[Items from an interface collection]
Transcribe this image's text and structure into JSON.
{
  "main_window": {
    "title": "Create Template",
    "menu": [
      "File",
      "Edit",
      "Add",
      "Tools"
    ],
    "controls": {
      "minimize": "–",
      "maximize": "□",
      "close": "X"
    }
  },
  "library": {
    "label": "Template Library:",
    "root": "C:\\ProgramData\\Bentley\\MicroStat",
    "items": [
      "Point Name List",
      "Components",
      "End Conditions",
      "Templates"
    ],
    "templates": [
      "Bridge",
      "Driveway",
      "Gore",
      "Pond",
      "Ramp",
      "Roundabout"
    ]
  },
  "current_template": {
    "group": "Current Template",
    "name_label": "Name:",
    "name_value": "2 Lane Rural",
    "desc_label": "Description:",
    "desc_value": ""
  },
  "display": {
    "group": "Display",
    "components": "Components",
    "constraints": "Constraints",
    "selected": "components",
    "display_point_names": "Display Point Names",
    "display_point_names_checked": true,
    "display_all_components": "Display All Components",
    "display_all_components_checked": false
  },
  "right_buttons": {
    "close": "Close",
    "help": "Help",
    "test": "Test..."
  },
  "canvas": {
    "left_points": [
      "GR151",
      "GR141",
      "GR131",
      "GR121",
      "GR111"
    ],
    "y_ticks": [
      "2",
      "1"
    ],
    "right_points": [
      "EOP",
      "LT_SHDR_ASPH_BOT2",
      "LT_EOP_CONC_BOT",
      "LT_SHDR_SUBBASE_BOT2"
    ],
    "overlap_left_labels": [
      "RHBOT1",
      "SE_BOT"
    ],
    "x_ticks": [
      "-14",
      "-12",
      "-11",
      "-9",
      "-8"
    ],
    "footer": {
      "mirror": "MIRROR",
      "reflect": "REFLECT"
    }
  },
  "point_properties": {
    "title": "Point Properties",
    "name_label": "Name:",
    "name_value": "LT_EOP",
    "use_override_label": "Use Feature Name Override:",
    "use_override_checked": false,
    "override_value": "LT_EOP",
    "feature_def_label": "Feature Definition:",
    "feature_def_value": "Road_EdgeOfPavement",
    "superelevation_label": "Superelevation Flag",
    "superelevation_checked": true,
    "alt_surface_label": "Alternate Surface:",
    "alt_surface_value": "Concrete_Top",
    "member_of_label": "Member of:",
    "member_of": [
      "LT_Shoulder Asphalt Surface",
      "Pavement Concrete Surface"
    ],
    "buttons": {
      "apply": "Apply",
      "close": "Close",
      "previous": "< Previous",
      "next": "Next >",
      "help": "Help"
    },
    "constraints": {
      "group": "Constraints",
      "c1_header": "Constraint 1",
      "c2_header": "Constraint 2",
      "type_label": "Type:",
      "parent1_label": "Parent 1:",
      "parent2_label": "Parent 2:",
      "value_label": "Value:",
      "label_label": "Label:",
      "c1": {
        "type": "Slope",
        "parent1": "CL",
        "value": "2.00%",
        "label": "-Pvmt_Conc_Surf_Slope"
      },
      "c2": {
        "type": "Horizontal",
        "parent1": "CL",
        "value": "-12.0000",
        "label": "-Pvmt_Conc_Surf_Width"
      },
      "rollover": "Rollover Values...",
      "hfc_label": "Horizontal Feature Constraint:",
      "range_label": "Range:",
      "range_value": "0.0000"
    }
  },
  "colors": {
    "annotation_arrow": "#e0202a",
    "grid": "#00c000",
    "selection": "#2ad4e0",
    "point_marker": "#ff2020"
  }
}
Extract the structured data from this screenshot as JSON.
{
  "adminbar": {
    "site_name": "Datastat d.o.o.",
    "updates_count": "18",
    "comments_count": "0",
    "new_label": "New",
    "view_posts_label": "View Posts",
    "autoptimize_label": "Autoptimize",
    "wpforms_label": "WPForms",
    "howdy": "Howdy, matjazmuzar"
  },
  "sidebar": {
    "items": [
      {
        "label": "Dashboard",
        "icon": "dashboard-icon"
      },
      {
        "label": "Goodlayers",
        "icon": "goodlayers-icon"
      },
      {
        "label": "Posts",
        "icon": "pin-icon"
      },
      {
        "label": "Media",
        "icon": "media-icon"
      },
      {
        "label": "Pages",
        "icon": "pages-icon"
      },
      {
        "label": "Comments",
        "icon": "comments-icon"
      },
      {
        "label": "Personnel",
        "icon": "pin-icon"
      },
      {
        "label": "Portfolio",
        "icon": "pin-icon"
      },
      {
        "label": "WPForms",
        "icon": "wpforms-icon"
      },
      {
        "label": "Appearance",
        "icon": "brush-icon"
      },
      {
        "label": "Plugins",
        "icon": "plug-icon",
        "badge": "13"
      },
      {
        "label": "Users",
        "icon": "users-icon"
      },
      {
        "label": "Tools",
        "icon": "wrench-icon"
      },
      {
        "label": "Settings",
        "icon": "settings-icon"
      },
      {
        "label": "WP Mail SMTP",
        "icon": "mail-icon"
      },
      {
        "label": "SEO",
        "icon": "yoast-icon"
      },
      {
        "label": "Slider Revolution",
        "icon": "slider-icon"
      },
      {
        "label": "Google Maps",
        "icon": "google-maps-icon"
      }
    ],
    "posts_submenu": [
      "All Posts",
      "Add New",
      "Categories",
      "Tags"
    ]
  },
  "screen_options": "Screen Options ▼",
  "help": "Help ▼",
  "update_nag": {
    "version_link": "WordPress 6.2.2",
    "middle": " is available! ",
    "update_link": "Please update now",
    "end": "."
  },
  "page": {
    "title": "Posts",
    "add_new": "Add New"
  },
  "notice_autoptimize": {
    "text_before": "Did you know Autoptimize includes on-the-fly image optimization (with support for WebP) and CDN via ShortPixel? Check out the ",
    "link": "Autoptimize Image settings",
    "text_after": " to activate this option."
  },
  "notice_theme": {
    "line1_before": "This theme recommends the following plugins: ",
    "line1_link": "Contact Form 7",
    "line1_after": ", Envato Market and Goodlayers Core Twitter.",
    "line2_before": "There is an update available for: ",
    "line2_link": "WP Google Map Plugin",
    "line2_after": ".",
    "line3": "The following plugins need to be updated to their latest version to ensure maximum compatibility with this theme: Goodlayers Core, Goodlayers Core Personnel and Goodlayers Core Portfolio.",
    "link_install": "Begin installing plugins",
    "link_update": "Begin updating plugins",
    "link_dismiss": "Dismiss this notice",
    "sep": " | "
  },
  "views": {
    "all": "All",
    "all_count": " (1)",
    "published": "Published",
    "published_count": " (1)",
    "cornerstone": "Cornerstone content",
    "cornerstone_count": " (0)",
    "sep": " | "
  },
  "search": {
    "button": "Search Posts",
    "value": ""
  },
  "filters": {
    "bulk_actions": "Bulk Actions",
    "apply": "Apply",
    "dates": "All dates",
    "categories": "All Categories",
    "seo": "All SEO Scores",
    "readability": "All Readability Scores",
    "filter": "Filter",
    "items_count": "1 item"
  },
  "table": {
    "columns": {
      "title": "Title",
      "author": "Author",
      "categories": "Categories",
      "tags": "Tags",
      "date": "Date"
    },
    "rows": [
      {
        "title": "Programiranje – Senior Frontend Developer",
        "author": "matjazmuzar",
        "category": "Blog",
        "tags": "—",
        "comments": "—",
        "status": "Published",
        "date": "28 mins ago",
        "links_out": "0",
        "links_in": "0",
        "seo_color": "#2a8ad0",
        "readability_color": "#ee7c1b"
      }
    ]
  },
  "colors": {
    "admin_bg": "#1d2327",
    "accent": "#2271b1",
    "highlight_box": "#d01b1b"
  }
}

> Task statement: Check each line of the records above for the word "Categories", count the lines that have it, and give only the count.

> Solution for this task: 3